Dear Amy: My adult middle child and I struggled during my parenting years.
I always connected with her older brother and younger sister more easily than with her.
I had no idea how much this hurt her until she moved out. Once during a conversation, she shared many, many incidents showing a lack of affection during her childhood that hurt her. There is truth to this; however, at the time I did not see it. Now that she is an adult, I have tried to “make up” for the pain that I caused her. I have been there for her. She still (subconsciously) punishes me.
She is now a doctor, and all through medical school she wrote me loving cards of kindness and appreciation, thanking me for my support and love.
Yet we can hardly be around each other for two days without her picking apart everything that I say or do.
I am always on eggshells around her. She is very beautiful and professionally driven. I know that I annoy her. I can’t figure out if she still has resentments from her childhood. She is distancing herself from me. This happened after she and I drove several hundreds of miles together to the location of her medical residency. Even though she lived with me pretty happily for a month beforehand, the trip didn’t go well.
She says that she doesn’t like the person that I am. This came out of left field.
I don’t know how to react. She ignores my texts.
Should I just give her space? — Dumbfounded
Dumbfounded: First this: You cannot “make up” for a lack of affection, neglect or unbalanced treatment during your daughter’s earlier years. You can only do your best to acknowledge the validity of your daughter’s experience, apologize, ask for forgiveness and try to start fresh — as two adults who share a complicated history.
Your daughter is a medical resident, and so she is probably not going to have the extra emotional bandwidth to work on your relationship. During a very high stress situation (headed to a new place with an extremely challenging job), she said something harsh and unkind. I think you should try to let this incident go, give your daughter space to succeed and heal, and emphasize to her that you are working hard to become the mother she deserves to have. (c) Ask Amy
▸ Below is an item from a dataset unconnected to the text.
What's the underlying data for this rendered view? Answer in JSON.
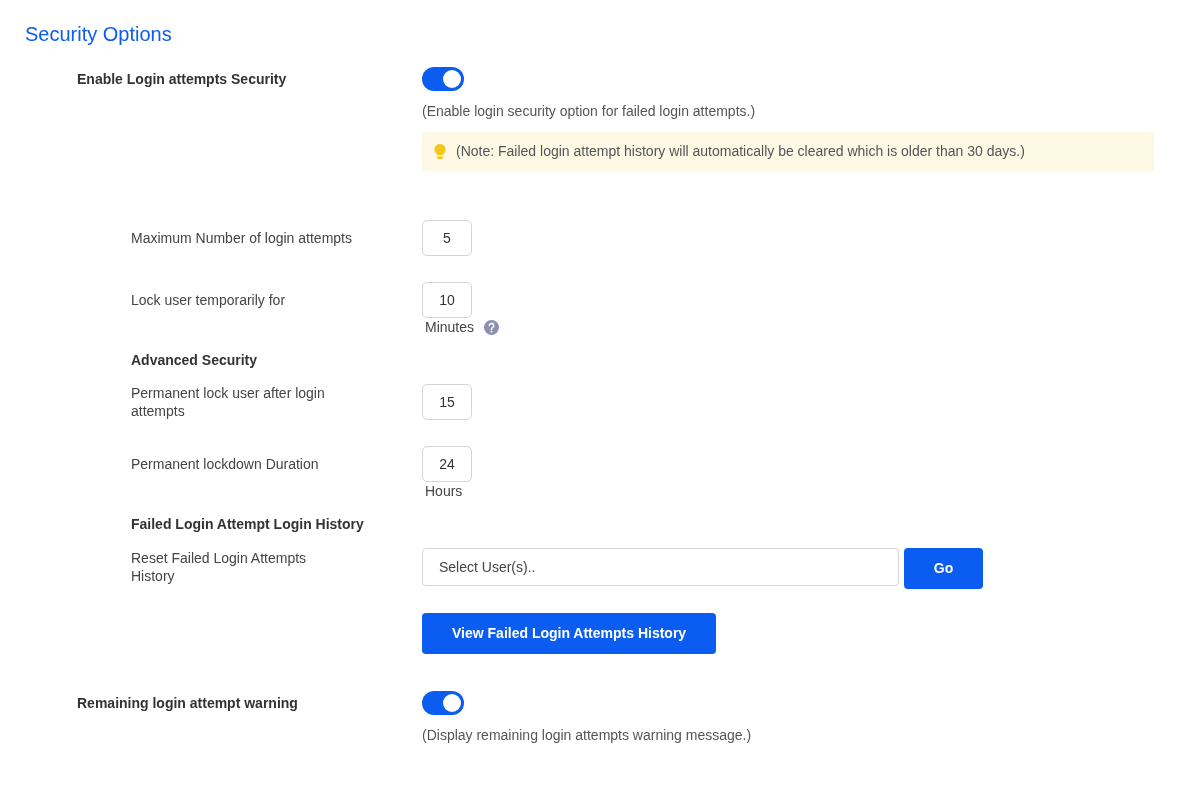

Huh. While I agree about Ask Amy about the mean comment being stress-related, because moving and being a medical resident are major stressors, I don’t agree with much else. But offhand, going on the road with your mother can be a recipe for disaster. The last time I did that with my mom, she wound up holding me hostage once we got back to her house.
I think, from reading this, that the letter writer and her daughter don’t “click”. This has been an issue their whole lives. The mother has never intentionally neglected or blown off her middle daughter. Geez, Ask Amy. Rather, the girl was harder to raise, and/or there was no natural connection there. Should the letter writer have been more aware of this and tried harder while her kids were growing up? Yes, in an ideal world. But parents aren’t perfect.
But her daughter just needs to accept that not all familial relationships are like beds of roses. She and her mom don’t connect. They can try to find new common ground (albeit not during a road trip), and/or the daughter can try to have more solid connections with her other family members.
Honestly, as someone who had a rather rough childhood myself, I think the letter writer’s daughter is a whiner. There’s dysfunction and then there’s dysfunction. You didn’t click with your mom? Either get over it, or fix it today. No time like the present. Geez.
But it’s possible that she’s processing her childhood and finding what went wrong. We all do that at some point. I can understand that. As a young adult of post-college age, that might be a typical time to reflect on what went wrong when you were growing up. And of course there’s going to be a certain reactiveness to it. When I was that age, and I looked back, I was horrified and stunned. It was eye-opening. For that reason, I sort of understand the letter writer’s daughter, but I also sort of want to shake some perspective into her.
In other advice-giving news, Annie Lane’s column has become a barf-fest. Well, even more of a barf-fest. In the past week or so…
- She told a husband to get on board with his wife’s veganism (and to join her in it) instead of answering his question about how to cook meat without her “flipping out”.
- She’s posted countless letters from people who are giving the advice for her instead of asking for advice. In other words, she’s letter her readers write her column for her again.
- She devoted a column to people’s fond memories of their dads’ and grandfathers’ handkerchiefs. Um. As one commentor aptly pointed out, “The picture of Kermit is the best thing about this column.” Other comments included, “I guess Annie is going to take an extra day off…” and “Yawn.”
- She had a list of manipulative write-in suggestions about how to deal with not being overcharged when you eat out as a group and evenly split the bill. All of the suggestions were passive-aggressive (order two meals, or buy expensive beverages), and none of them were basic (ask for a separate check, anyone? No?).
- There was poetry. Granted, one poem was by Yeats, and I suspect Annie Lane’s realizing that she’s going to get slammed by publishing bad poetry sent in by her readers. But there was also a… free verse?… about how we take everything for granted until it’s gone. It was written by an octogenarian who came across as having led a self-absorbed life, because he/she assumed we’re all ingrates who never appreciate anyone.
It’s been a train wreck, as per usual.